The data that came back during the first month of the project took the practice group by surprise: their actual concordance with the recommendation was only 11 percent.
“We thought we were doing it right all the time but we were really doing it right almost none of the time,” said Jay Reynolds, MD, TAMC’s Chief Operating Officer and Chief Medical Officer.
The antibiotics project involved a single clinician intervention: providing monthly reports to physicians that included unblinded prescribing data for all clinicians in the practice, which were discussed at monthly primary care provider meetings. There was also a patient-facing intervention: TAMC posted laminated copies of Consumer Reports’ patient education handout about antibiotics in exam rooms.

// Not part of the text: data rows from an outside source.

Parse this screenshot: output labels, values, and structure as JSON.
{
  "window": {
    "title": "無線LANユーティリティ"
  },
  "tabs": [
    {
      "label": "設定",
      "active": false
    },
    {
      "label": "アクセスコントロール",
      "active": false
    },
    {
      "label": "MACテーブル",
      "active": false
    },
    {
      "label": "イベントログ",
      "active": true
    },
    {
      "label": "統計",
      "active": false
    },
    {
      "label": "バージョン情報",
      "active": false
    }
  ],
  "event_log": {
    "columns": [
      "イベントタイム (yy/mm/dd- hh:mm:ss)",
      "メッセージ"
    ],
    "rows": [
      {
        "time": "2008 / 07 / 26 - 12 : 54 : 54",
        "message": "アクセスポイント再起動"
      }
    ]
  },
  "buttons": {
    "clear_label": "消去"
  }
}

The project began in TAMC’s five outpatient primary care clinics practice and later expanded to its walk-in clinic and emergency room, to include a total of 49 clinicians. At first, progress was slow, with substantial improvement occurring only after a year. From the starting point of 11 percent, compliance with the Choosing Wisely recommendation rose steadily to regularly exceed 80 percent and ultimately reached a high of 96 percent in August 2016.
David Weed, DO, a pulmonologist at TAMC, said the key to changing clinician attitudes was finding advocates within the practice groups.

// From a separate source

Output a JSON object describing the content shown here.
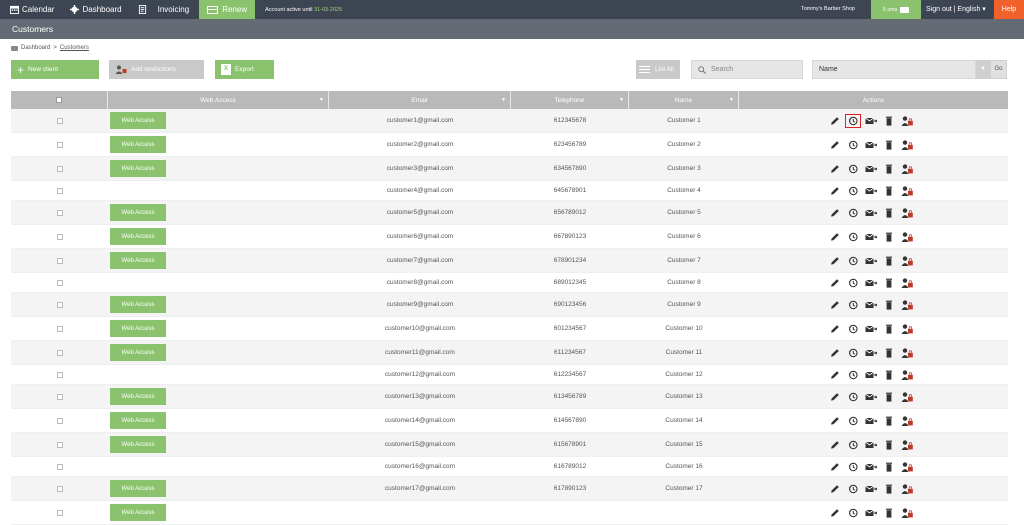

“Once we had champions, we got traction and the project took off,” he said.
The project leaders said that although a majority of the primary care clinicians had voted for the antibiotics project, some providers initially opposed it. Dr. Weed said Choosing Wisely was unfamiliar to TAMC’s clinicians at that point, and some clinicians did not agree with the recommendation and complained about “cookbook medicine.” In addition, he said providers were not used to having their practice patterns monitored.
TAMC is part of EMHS, a 9-hospital network, and has about 60 physicians (most of whom it employs) and about the same number of midlevel providers. Although it had a policy of launching a new provider-driven performance improvement project each year, Dr. Reynolds said it was “always a struggle to get physicians to agree to a meaningful measure.” He added that Choosing Wisely had helped change that, because it offers “real clinical indications that a provider can use.”

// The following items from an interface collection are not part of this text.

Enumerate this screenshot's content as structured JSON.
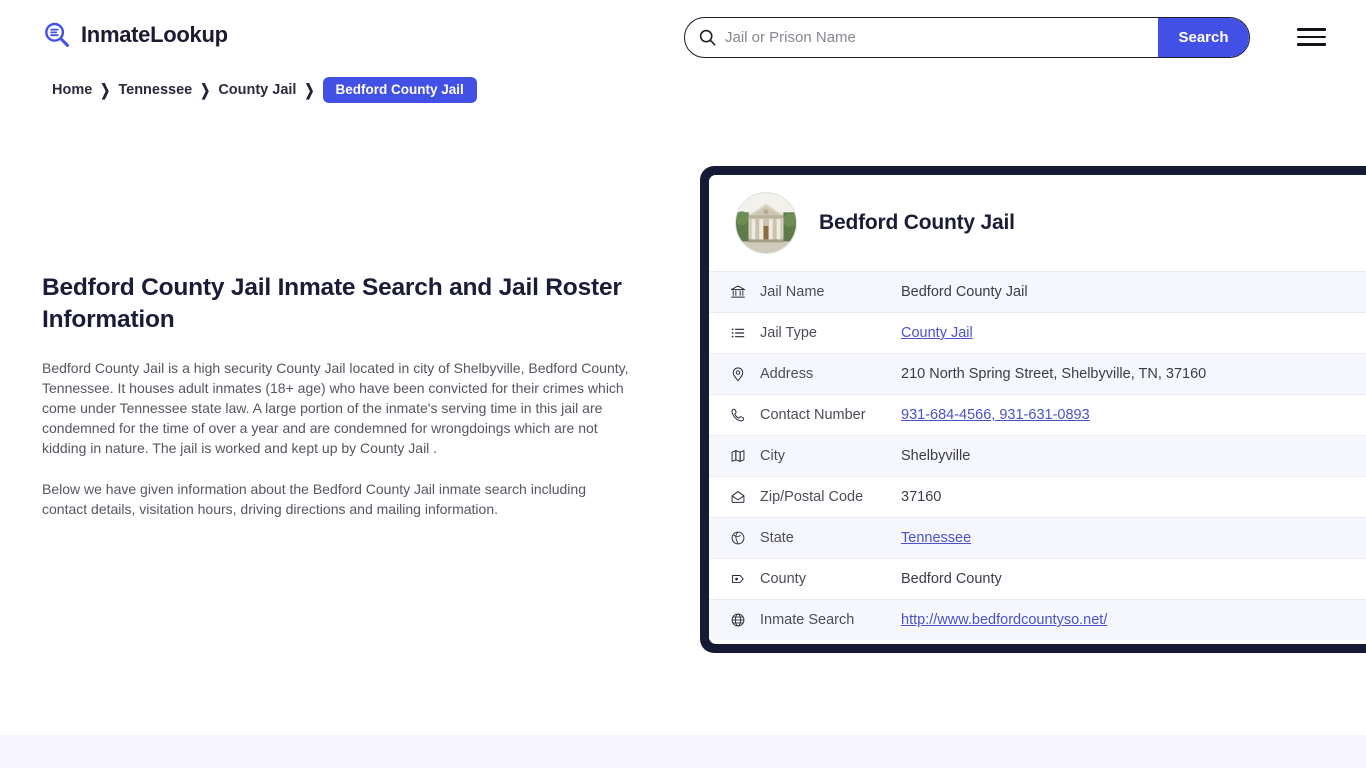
{
  "header": {
    "logo_text": "InmateLookup",
    "logo_icon": "magnifier-list-icon",
    "search": {
      "placeholder": "Jail or Prison Name",
      "value": "",
      "button_label": "Search",
      "icon": "search-icon"
    },
    "menu_icon": "hamburger-menu-icon"
  },
  "breadcrumb": {
    "items": [
      {
        "label": "Home",
        "current": false
      },
      {
        "label": "Tennessee",
        "current": false
      },
      {
        "label": "County Jail",
        "current": false
      },
      {
        "label": "Bedford County Jail",
        "current": true
      }
    ],
    "separator": "❯"
  },
  "main": {
    "title": "Bedford County Jail Inmate Search and Jail Roster Information",
    "paragraphs": [
      "Bedford County Jail is a high security County Jail located in city of Shelbyville, Bedford County, Tennessee. It houses adult inmates (18+ age) who have been convicted for their crimes which come under Tennessee state law. A large portion of the inmate's serving time in this jail are condemned for the time of over a year and are condemned for wrongdoings which are not kidding in nature. The jail is worked and kept up by County Jail .",
      "Below we have given information about the Bedford County Jail inmate search including contact details, visitation hours, driving directions and mailing information."
    ]
  },
  "card": {
    "title": "Bedford County Jail",
    "avatar_icon": "courthouse-photo",
    "rows": [
      {
        "icon": "bank-icon",
        "label": "Jail Name",
        "value": "Bedford County Jail",
        "is_link": false
      },
      {
        "icon": "list-icon",
        "label": "Jail Type",
        "value": "County Jail",
        "is_link": true
      },
      {
        "icon": "map-pin-icon",
        "label": "Address",
        "value": "210 North Spring Street, Shelbyville, TN, 37160",
        "is_link": false
      },
      {
        "icon": "phone-icon",
        "label": "Contact Number",
        "value": "931-684-4566, 931-631-0893",
        "is_link": true
      },
      {
        "icon": "map-icon",
        "label": "City",
        "value": "Shelbyville",
        "is_link": false
      },
      {
        "icon": "envelope-icon",
        "label": "Zip/Postal Code",
        "value": "37160",
        "is_link": false
      },
      {
        "icon": "globe-icon",
        "label": "State",
        "value": "Tennessee",
        "is_link": true
      },
      {
        "icon": "county-pin-icon",
        "label": "County",
        "value": "Bedford County",
        "is_link": false
      },
      {
        "icon": "web-globe-icon",
        "label": "Inmate Search",
        "value": "http://www.bedfordcountyso.net/",
        "is_link": true
      }
    ]
  },
  "colors": {
    "accent_blue": "#4350e6",
    "card_border": "#161a35",
    "title_navy": "#1b1c38",
    "link": "#4a52c8",
    "row_alt_bg": "#f6f7fc",
    "footer_band": "#f6f5ff"
  }
}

Cherri Fitzpatrick, the chief quality officer for TAMC, said that the antibiotics campaign marked a turning point.
“Our providers may once have been uncomfortable with change but are now moving steadily toward a strong culture of transparency, performance improvement and evidence-based medicine,” she said.
Based on the success of the antibiotics project, TAMC is in the final stages of planning for a new initiative to reduce imaging for low-back pain.
“I think it will be easier this time around,” Dr. Weed said. “We’re going to keep coming back with more Choosing Wisely recommendations.”